Many organizations trying to accelerate their digital transformation are turning to low-code technologies to respond quickly to the constant market changes. Low-code technologies facilitate application development by offering drag-and-drop components that require little to no hand-coding. Low code creates a seamless integration between cloud platforms, tools and utilities.
As low-code applications increasingly become a shared responsibility between IT and business units, it’s incumbent upon IT to ensure changes are delivered consistently, reliably and without disrupting end users — no matter who makes the change.
In this Q&A session, Prodly CEO Max Rudman answers a few questions about low-code applications and change management.
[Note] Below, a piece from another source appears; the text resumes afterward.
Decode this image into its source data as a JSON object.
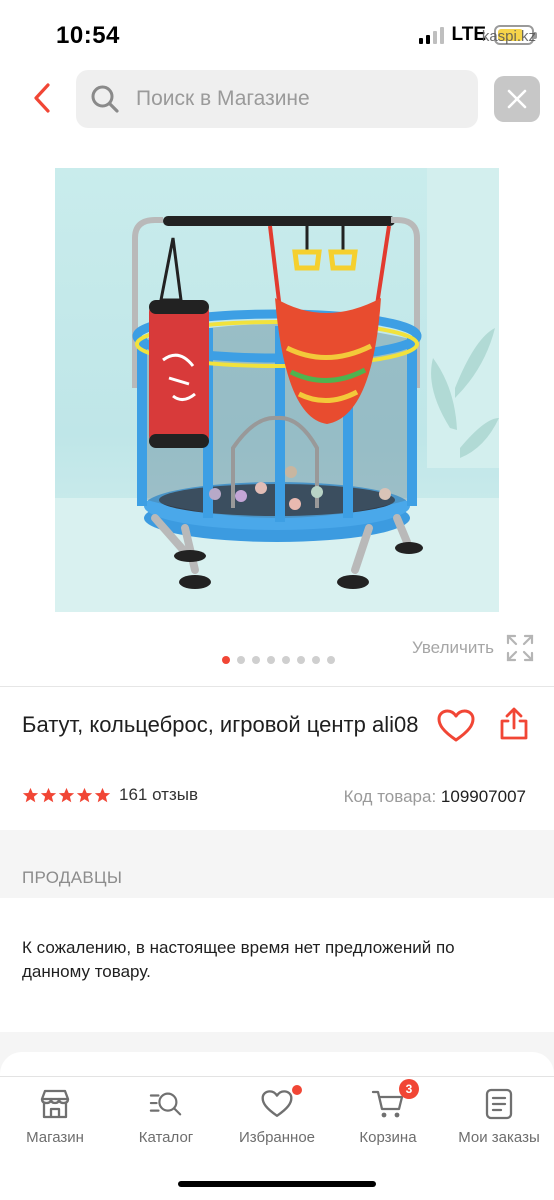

Max is one of our distinguished speakers presenting at Low Code Today Virtual Summit. During his session, Max will discuss how to implement an agile change management process to low-code applications and accelerate time to value for low-code apps.
How do low-code applications boost productivity?
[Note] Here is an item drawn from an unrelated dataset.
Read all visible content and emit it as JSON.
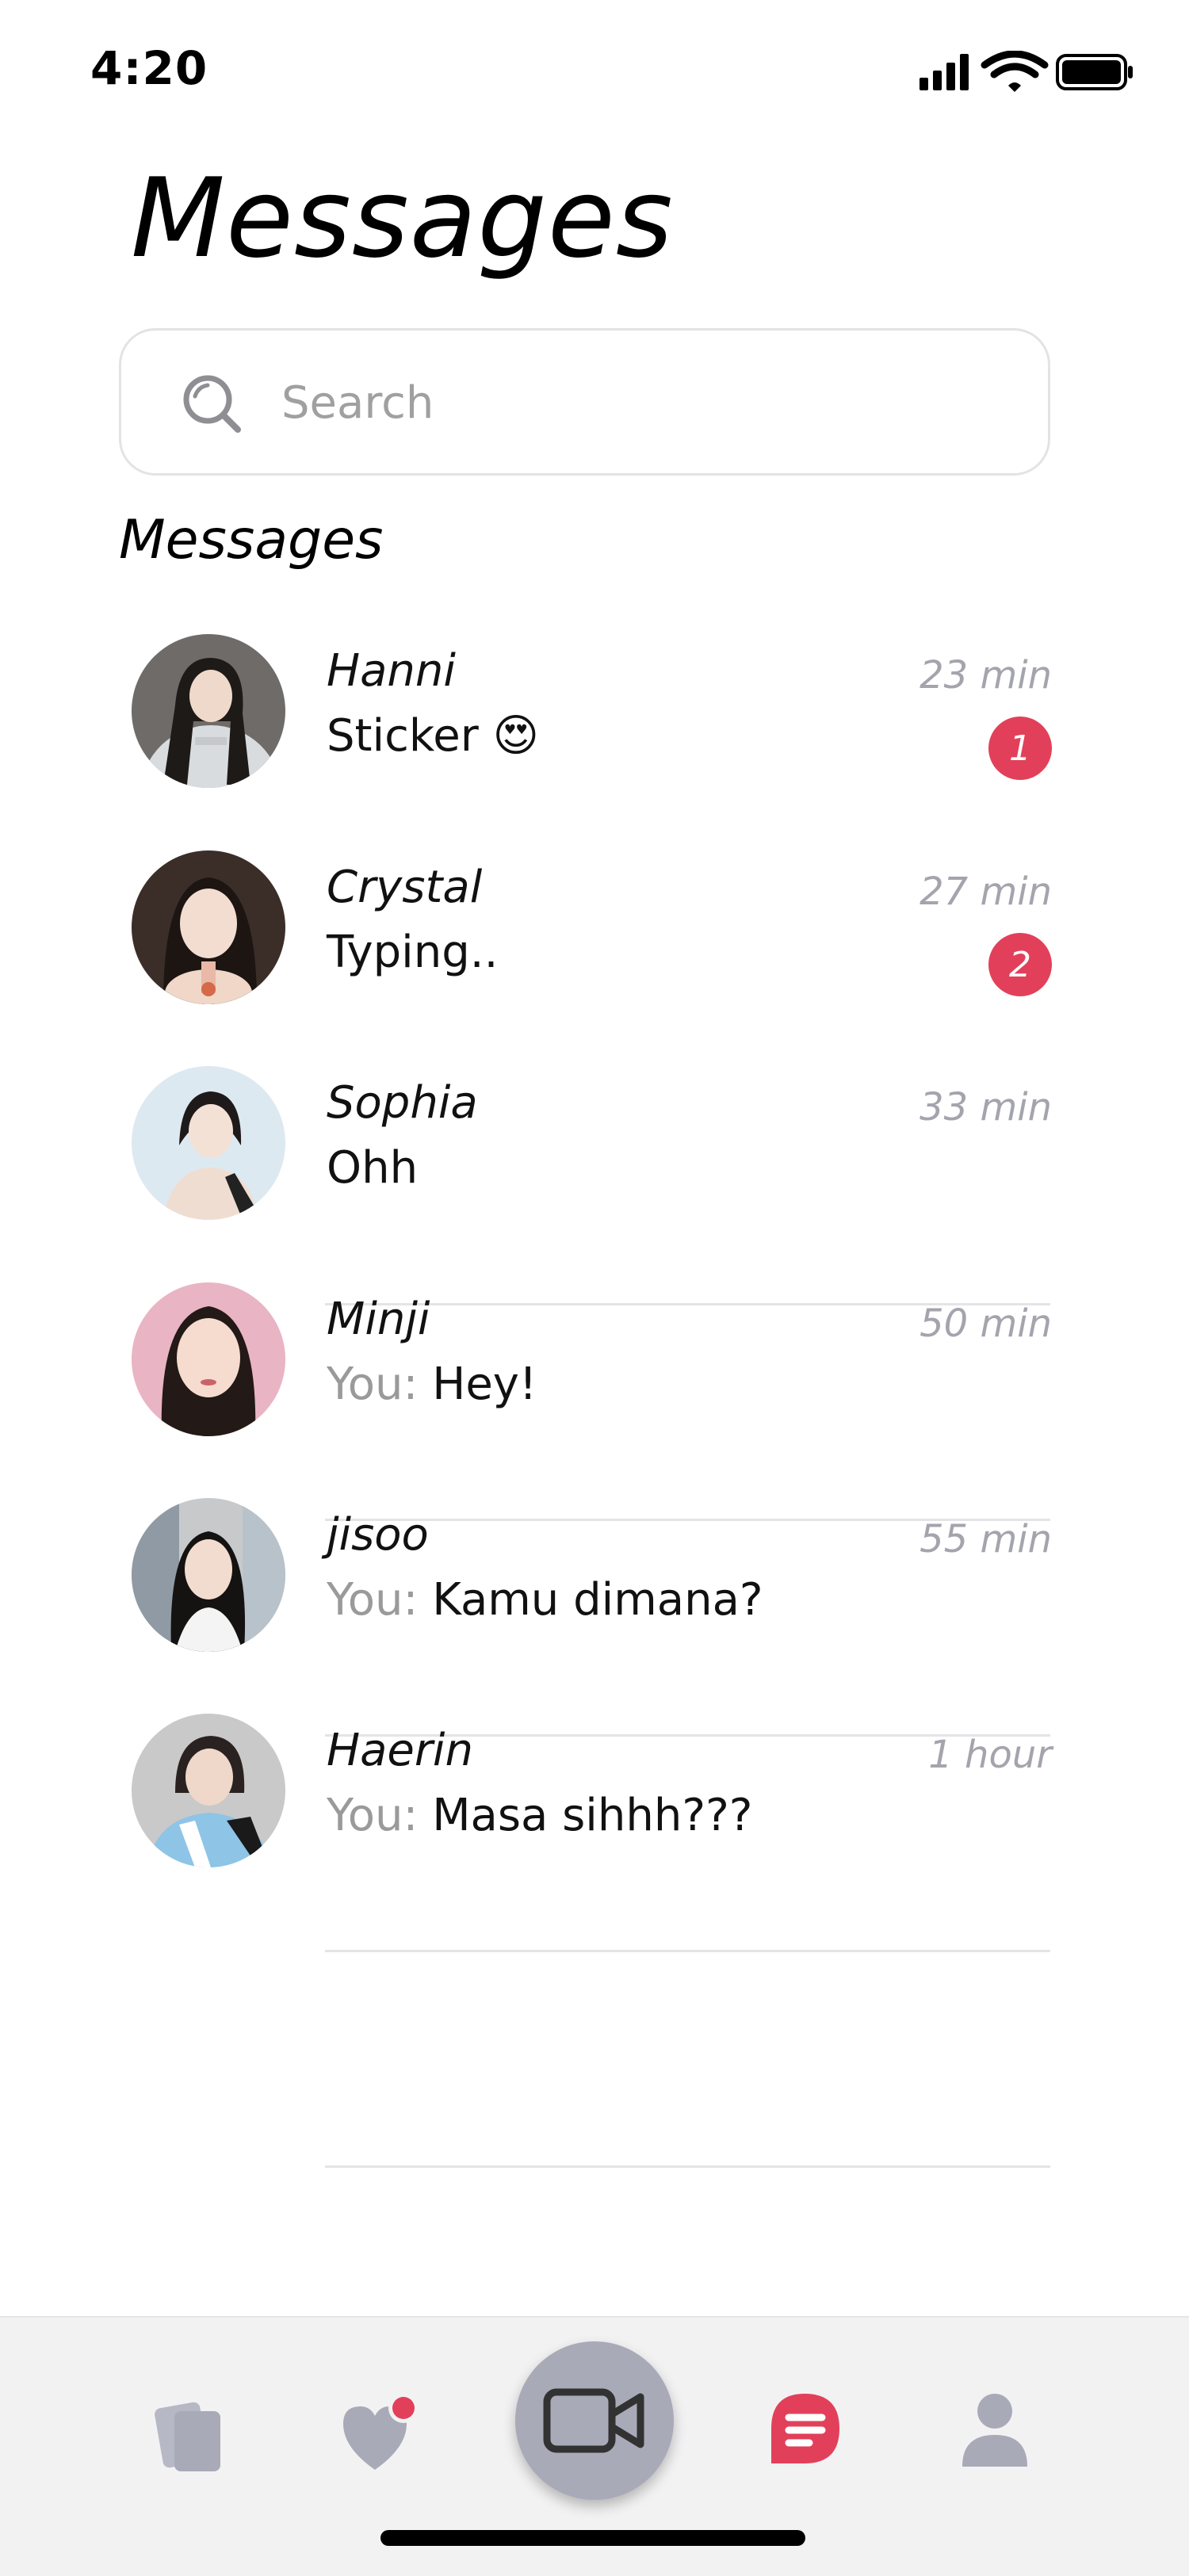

The simplest answer is: It’s just faster to configure and make changes to low-code applications. Low-code apps leverage declarative programming, meaning you assemble a solution by dragging and dropping predefined components together like Lego blocks instead of writing code line by line. Everyone knows how to use Legos, which brings us to the far greater productivity benefit of low-code apps — they expand the number of people on your development team.
Low-code applications have given rise to the citizen developer — someone who deeply understands the business problem and how to design the desired solution but previously lacked the programming skills to make it a reality. With low-code applications, business analysts, project managers, operations teams and other business users are empowered to implement solutions for themselves. Consequently, technical developers have more time to focus on projects that require specialized skills. Because developers are now able to focus on tasks that really do require programming expertise, they become more productive, too. It’s a win-win for both IT and business.
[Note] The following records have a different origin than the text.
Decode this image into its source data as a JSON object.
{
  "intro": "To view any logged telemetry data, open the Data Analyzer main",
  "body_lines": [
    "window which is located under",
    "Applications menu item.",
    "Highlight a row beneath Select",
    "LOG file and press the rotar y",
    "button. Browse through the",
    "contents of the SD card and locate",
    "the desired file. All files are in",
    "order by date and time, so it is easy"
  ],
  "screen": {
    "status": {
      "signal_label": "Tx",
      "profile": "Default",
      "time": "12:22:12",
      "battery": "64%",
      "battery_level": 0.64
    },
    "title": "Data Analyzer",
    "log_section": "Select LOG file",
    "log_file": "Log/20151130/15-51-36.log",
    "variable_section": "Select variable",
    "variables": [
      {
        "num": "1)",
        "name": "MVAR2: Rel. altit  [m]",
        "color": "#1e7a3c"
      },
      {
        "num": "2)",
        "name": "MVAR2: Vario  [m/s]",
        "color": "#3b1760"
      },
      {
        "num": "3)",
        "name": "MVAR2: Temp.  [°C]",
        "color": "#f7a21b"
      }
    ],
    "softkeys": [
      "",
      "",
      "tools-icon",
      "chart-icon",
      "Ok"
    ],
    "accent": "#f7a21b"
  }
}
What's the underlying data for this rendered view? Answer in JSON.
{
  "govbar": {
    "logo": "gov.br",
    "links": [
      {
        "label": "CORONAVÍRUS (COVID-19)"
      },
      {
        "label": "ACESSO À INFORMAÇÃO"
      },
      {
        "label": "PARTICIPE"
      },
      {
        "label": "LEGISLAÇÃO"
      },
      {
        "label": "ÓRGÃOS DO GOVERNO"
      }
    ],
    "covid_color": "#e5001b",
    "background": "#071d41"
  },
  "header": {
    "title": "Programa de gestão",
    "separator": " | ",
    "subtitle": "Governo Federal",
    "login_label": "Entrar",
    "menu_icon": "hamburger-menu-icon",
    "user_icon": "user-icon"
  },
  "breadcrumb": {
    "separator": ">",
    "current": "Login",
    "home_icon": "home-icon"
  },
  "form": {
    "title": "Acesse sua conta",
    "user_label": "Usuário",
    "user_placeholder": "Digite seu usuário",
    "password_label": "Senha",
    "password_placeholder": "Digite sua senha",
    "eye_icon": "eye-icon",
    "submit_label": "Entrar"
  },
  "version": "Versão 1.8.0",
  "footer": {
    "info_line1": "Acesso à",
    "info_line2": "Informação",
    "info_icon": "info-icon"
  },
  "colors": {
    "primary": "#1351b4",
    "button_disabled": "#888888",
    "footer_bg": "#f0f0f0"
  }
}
How does low code drive change management? How can you carry out an effective change management process?
Low-code applications highlight the need for change management within an organization, especially as application configuration and maintenance becomes a shared responsibility between IT and lines of business. This should not be a free-for-all approach to application development where anyone can make changes to applications at any time. More and more businesses rely on low-code apps to manage critical and often complex business processes, like revenue and customer service. Changes must be made in a predictable way that mitigates the risk of errors, downtime and other disruption to users. At the end of the day, users don’t care if an application is built with code or clicks, but they do expect it to work reliably and securely for them to do their jobs.
Change management processes address these issues and foster greater collaboration between IT and the business. The low-code revolution has accelerated the pace of change, and it’s causing organizations to rethink their change management processes to accommodate non-technical developers to participate. It’s an opportunity and a responsibility of IT to establish the guardrails and guidelines to empower citizen developers to move fast without breaking things.
What can we expect from your session?
We’ll be discussing the implications of low-code applications on existing change management practices and why that’s causing IT leaders to rethink the people, processes and tools for managing change. Attendees will get practical tips for change management strategies that decrease application time, accelerate time to value and mitigate risk. We’ll also dive into how to give CIOs and IT managers the visibility they expect into the change process.
To learn more low-code adoption and change management, attend Max’s session at Low Code Today Virtual Summit on Nov. 19. To check out the full agenda or to register for free, visit the Low Code Today website.